Watter, This World

Grayson Haver Currin

By Grayson Haver Currin

on 05.30.14 in Reviews

If there were an optimal time for Britt Walford, drummer for Slint and unsung backbone of the group, to return to mostly instrumental indie rock, now might it. Touch & Go recently offered a beyond-deluxe reissue of the band’s masterpiece, and the occasionally-reunited group obliged with strings of tour dates and film screenings. The band’s influence continues to grow well outside of post-rock, popping up in heavy metal and experimental circles.

A warm six-song set from Slint drummer Britt Walford’s new trio

Enter This World, a tempered and warm six-song set from Walford’s new gracefully psychedelic trio, Watter. Walford plays drums, of course. Louisville multi-instrumentalist Tyler Trotter and Grails guitarist Zak Riles cycle through a panoply of familiar and exotic sounds — the oud and the electric guitar, the melodica and the sequencer, the synthesizer and the saz.

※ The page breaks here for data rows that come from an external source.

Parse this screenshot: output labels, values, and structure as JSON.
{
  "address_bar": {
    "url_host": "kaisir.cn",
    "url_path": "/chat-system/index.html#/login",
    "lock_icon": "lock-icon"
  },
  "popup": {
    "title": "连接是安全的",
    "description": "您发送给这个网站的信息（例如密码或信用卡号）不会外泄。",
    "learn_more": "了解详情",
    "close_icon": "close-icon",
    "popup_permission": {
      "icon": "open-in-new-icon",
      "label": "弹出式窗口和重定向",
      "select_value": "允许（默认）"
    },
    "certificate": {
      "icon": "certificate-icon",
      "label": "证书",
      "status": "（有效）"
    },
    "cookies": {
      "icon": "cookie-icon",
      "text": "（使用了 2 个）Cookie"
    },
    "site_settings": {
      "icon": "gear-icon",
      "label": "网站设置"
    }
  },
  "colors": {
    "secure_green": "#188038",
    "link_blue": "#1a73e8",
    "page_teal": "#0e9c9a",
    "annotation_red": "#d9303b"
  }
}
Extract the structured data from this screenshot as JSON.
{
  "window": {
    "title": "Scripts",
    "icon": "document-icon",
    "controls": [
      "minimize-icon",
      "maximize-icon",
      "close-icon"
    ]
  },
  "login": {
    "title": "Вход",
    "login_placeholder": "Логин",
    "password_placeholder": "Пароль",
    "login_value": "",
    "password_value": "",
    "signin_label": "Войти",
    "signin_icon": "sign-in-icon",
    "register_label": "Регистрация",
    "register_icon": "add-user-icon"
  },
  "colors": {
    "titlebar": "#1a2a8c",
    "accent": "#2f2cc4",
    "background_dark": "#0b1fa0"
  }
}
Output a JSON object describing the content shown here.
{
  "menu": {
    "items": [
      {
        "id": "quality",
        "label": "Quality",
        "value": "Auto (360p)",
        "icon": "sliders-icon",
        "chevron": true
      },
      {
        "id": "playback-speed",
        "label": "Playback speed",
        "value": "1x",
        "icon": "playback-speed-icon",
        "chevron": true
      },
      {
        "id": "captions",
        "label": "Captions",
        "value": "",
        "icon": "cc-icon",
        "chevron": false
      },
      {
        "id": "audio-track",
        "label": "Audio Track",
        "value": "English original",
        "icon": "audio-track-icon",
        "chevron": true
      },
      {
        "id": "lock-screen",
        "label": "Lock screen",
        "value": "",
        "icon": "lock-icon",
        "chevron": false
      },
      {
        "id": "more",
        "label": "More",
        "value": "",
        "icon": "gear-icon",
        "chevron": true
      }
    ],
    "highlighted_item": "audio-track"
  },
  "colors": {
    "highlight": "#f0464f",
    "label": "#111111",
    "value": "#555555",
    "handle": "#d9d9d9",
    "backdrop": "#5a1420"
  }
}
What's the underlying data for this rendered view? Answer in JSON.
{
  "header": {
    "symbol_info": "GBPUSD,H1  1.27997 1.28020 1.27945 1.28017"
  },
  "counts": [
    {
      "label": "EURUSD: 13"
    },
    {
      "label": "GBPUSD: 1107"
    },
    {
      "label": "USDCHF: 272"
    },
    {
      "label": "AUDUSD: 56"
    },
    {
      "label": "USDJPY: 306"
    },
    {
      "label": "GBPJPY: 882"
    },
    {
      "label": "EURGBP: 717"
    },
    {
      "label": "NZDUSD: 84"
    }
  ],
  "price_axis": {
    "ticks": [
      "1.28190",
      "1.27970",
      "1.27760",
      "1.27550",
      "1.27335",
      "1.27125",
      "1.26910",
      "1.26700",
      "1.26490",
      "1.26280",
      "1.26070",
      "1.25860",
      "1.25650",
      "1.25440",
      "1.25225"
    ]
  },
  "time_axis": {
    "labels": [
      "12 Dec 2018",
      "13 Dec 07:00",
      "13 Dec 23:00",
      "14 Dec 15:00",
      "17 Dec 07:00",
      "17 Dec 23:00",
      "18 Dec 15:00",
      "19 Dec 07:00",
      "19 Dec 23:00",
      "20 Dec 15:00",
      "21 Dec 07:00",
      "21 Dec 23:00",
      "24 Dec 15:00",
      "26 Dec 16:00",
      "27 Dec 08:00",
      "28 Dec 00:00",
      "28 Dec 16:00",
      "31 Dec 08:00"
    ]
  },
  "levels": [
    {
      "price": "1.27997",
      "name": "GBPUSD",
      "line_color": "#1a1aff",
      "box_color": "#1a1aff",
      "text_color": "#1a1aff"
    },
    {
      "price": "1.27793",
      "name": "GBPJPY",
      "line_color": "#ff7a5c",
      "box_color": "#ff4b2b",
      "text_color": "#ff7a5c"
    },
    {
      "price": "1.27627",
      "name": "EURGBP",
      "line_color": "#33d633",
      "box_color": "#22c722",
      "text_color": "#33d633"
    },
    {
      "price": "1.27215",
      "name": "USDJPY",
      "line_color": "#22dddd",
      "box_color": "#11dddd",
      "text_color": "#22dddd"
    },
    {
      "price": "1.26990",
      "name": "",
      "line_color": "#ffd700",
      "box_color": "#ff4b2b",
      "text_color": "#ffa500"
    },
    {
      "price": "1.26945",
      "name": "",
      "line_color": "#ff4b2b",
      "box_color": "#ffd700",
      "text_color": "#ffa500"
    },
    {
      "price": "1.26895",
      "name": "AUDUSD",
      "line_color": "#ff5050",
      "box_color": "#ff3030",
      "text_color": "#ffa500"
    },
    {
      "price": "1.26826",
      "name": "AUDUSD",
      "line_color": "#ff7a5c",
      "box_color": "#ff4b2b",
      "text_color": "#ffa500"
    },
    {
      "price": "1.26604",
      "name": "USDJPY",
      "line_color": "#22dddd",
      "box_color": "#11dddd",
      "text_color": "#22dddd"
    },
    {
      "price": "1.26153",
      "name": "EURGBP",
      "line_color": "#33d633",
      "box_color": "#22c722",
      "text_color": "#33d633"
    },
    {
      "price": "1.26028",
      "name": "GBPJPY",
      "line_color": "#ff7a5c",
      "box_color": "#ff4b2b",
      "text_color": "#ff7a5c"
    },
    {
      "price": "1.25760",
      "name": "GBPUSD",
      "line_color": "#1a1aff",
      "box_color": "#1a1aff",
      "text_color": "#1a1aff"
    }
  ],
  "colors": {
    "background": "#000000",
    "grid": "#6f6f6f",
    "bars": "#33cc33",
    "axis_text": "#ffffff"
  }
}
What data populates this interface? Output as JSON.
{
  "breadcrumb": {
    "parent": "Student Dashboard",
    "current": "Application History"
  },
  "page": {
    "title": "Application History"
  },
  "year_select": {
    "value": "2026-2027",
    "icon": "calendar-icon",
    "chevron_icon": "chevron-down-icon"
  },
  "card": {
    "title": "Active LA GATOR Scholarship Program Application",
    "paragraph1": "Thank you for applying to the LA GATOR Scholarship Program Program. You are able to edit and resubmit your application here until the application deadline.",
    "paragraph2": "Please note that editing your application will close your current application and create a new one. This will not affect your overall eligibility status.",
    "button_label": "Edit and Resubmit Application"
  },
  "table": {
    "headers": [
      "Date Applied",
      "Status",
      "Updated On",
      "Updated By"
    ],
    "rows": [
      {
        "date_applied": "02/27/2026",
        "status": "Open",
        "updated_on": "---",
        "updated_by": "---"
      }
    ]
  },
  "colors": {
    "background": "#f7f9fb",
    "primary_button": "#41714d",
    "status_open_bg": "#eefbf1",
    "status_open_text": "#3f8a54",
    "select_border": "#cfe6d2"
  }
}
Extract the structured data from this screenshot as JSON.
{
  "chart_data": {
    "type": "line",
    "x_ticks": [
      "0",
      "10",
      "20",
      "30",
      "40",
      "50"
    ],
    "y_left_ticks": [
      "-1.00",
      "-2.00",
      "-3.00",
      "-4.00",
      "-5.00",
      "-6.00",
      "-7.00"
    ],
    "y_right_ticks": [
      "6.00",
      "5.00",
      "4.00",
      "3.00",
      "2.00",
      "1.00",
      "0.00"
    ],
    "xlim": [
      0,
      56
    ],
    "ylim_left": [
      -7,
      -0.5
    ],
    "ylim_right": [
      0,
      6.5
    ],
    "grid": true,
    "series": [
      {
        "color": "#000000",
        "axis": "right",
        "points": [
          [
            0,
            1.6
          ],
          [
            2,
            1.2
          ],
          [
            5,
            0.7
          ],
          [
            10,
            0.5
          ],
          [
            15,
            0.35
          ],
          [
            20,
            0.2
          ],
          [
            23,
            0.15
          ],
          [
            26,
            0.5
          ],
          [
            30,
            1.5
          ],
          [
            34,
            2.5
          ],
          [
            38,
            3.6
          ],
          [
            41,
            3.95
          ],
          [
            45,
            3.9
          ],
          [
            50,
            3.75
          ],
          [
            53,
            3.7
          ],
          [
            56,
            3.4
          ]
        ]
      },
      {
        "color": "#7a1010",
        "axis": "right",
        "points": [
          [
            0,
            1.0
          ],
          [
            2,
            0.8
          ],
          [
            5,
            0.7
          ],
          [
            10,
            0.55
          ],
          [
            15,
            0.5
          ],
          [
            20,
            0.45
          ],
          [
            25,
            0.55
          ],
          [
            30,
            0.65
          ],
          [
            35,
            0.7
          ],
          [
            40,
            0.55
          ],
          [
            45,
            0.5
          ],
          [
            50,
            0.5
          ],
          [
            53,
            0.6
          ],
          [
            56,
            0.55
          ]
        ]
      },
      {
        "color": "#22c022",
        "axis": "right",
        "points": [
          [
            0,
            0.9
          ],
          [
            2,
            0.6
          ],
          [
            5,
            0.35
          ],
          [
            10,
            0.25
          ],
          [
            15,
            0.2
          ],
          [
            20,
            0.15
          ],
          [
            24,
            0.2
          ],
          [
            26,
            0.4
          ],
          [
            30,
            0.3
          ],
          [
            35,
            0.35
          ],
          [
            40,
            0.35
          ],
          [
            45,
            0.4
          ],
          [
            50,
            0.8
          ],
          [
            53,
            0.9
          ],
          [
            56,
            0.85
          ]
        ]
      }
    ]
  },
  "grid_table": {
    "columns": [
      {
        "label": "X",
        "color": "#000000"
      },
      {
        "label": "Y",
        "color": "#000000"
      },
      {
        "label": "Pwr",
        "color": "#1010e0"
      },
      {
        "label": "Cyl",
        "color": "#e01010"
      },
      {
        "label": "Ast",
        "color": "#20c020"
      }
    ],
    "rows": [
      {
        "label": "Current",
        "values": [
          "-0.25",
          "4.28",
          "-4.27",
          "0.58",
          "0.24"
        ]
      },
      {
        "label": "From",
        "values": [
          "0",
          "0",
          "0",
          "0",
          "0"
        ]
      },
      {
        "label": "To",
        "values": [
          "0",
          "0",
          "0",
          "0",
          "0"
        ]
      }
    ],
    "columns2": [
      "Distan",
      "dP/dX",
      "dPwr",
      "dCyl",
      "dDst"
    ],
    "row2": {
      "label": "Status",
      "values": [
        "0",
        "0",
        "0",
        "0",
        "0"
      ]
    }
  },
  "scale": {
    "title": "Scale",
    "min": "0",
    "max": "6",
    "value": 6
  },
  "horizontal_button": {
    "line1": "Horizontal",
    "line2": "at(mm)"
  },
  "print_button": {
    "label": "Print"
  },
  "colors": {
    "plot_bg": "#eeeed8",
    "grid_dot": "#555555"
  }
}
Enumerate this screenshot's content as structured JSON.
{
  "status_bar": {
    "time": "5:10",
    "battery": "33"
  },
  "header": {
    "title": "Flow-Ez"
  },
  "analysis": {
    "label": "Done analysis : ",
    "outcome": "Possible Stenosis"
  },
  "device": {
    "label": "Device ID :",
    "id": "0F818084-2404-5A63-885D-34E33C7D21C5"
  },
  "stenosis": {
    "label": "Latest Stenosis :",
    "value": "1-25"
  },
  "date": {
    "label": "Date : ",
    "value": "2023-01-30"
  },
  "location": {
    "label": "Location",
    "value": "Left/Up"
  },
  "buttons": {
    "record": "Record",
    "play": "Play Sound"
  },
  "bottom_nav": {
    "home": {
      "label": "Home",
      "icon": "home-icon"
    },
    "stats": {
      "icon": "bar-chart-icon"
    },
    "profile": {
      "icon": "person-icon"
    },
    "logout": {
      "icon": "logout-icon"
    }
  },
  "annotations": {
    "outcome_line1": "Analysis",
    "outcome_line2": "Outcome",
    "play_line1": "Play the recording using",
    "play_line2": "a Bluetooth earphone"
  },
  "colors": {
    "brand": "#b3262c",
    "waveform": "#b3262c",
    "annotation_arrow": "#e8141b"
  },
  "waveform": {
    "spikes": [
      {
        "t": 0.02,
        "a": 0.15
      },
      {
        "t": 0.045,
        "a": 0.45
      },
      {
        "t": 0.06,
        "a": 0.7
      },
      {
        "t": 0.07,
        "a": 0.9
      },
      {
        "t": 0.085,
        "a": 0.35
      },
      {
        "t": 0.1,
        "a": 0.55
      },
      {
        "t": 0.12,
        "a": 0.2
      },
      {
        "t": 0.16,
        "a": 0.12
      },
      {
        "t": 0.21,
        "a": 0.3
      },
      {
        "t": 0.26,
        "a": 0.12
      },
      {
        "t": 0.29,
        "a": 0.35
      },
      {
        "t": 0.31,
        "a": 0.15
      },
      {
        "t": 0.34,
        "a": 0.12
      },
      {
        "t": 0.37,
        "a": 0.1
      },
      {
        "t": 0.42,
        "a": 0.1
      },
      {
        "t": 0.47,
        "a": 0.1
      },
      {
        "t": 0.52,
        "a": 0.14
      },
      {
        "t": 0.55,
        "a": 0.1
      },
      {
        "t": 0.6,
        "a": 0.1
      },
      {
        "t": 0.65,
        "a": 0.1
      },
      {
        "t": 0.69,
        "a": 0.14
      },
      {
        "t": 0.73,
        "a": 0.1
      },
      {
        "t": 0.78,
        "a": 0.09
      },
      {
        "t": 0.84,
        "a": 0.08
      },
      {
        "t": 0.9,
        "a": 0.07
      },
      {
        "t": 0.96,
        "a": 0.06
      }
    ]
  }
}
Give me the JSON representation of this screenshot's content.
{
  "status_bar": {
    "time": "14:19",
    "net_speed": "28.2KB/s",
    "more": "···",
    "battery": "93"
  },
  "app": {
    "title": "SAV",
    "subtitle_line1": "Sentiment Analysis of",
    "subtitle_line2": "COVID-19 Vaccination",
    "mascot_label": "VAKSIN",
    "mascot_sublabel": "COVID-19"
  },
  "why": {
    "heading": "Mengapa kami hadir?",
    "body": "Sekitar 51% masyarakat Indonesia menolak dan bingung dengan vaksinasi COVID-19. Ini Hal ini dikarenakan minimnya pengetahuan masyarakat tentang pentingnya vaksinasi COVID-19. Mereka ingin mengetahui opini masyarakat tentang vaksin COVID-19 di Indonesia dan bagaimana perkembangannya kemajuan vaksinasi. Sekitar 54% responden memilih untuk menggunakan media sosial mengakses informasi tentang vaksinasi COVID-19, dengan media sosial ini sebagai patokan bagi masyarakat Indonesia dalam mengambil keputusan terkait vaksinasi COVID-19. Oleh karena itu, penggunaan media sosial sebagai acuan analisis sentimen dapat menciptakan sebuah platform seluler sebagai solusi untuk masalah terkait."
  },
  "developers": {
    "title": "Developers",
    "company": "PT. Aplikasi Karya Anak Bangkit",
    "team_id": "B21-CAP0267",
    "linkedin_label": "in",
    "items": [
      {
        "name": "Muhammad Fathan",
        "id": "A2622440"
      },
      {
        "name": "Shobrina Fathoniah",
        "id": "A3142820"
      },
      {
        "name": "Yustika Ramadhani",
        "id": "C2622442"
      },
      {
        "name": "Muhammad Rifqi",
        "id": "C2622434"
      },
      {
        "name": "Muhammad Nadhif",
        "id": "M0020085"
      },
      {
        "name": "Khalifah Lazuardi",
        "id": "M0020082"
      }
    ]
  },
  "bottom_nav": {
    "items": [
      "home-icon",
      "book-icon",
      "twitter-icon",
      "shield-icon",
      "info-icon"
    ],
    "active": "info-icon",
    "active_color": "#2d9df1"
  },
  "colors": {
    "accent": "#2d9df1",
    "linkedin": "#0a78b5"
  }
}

The trio favors psychedelic, mantric rock, with winding riffs padded by textures so thick and pillowy that the band rarely has room to set much on fire. And that’s OK: Their fluid reserve is more convincing than their heavy moments. On “Small Business,” Walford pushes back hard against the whirring synths and angled leads, but the moment sounds forced. Better is the halcyon “Bloody Monday,” which uses a sample from Alan Lomax’s archives as the music-box basis for gentle, loping acoustic beauty. The trio finds a happy medium on “Seawater,” a pulsing, melodic meditation that swerves like Polvo, throbs like Om and peaks not with clatter but instead with a prolonged, perfect arc toward the exit.